* **What is being asked**
When you write out the listing below, keep each word exactly as it stands and drop the pictures.

* **Provided material**
####################

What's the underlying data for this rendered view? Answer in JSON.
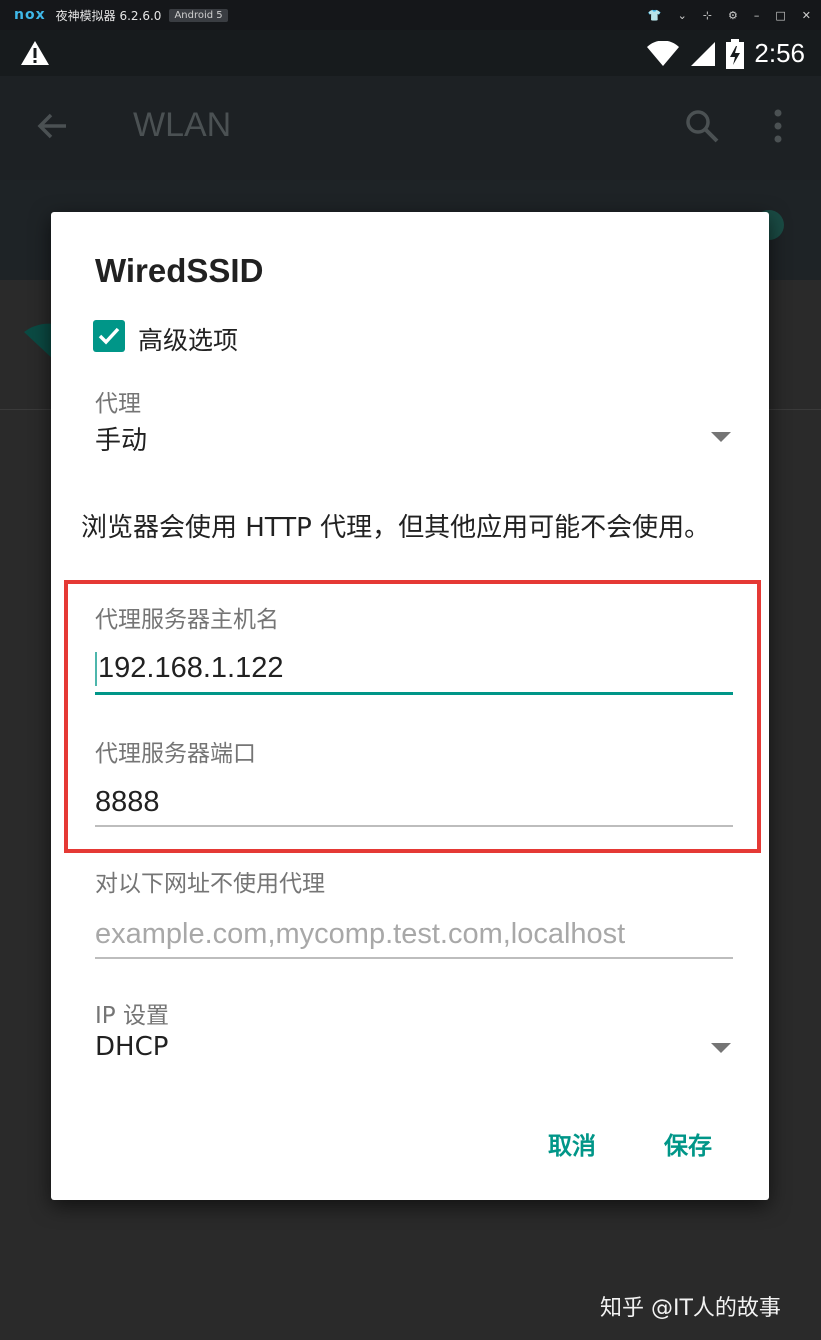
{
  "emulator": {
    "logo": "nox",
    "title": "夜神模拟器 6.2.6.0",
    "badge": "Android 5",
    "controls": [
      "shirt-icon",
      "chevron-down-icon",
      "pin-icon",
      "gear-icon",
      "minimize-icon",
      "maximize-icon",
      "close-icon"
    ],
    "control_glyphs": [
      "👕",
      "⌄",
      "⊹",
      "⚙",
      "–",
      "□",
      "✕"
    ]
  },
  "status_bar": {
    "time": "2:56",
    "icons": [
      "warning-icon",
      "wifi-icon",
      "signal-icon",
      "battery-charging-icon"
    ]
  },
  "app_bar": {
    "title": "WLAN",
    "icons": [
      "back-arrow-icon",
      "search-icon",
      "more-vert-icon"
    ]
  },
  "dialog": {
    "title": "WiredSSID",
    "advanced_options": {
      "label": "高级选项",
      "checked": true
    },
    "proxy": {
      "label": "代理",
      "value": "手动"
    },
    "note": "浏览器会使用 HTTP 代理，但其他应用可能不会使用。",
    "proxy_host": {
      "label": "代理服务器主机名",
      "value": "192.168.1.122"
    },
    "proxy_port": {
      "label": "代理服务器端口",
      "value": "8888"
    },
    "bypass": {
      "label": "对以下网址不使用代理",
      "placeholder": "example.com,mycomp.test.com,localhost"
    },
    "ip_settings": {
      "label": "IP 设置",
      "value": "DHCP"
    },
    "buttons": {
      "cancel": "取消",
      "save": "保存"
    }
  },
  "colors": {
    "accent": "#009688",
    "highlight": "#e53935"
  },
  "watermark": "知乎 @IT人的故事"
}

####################

* **Exercise output**
What's the underlying data for this rendered view? Answer in JSON.
{
  "emulator": {
    "logo": "nox",
    "title": "夜神模拟器 6.2.6.0",
    "badge": "Android 5",
    "controls": [
      "shirt-icon",
      "chevron-down-icon",
      "pin-icon",
      "gear-icon",
      "minimize-icon",
      "maximize-icon",
      "close-icon"
    ],
    "control_glyphs": [
      "👕",
      "⌄",
      "⊹",
      "⚙",
      "–",
      "□",
      "✕"
    ]
  },
  "status_bar": {
    "time": "2:56",
    "icons": [
      "warning-icon",
      "wifi-icon",
      "signal-icon",
      "battery-charging-icon"
    ]
  },
  "app_bar": {
    "title": "WLAN",
    "icons": [
      "back-arrow-icon",
      "search-icon",
      "more-vert-icon"
    ]
  },
  "dialog": {
    "title": "WiredSSID",
    "advanced_options": {
      "label": "高级选项",
      "checked": true
    },
    "proxy": {
      "label": "代理",
      "value": "手动"
    },
    "note": "浏览器会使用 HTTP 代理，但其他应用可能不会使用。",
    "proxy_host": {
      "label": "代理服务器主机名",
      "value": "192.168.1.122"
    },
    "proxy_port": {
      "label": "代理服务器端口",
      "value": "8888"
    },
    "bypass": {
      "label": "对以下网址不使用代理",
      "placeholder": "example.com,mycomp.test.com,localhost"
    },
    "ip_settings": {
      "label": "IP 设置",
      "value": "DHCP"
    },
    "buttons": {
      "cancel": "取消",
      "save": "保存"
    }
  },
  "colors": {
    "accent": "#009688",
    "highlight": "#e53935"
  },
  "watermark": "知乎 @IT人的故事"
}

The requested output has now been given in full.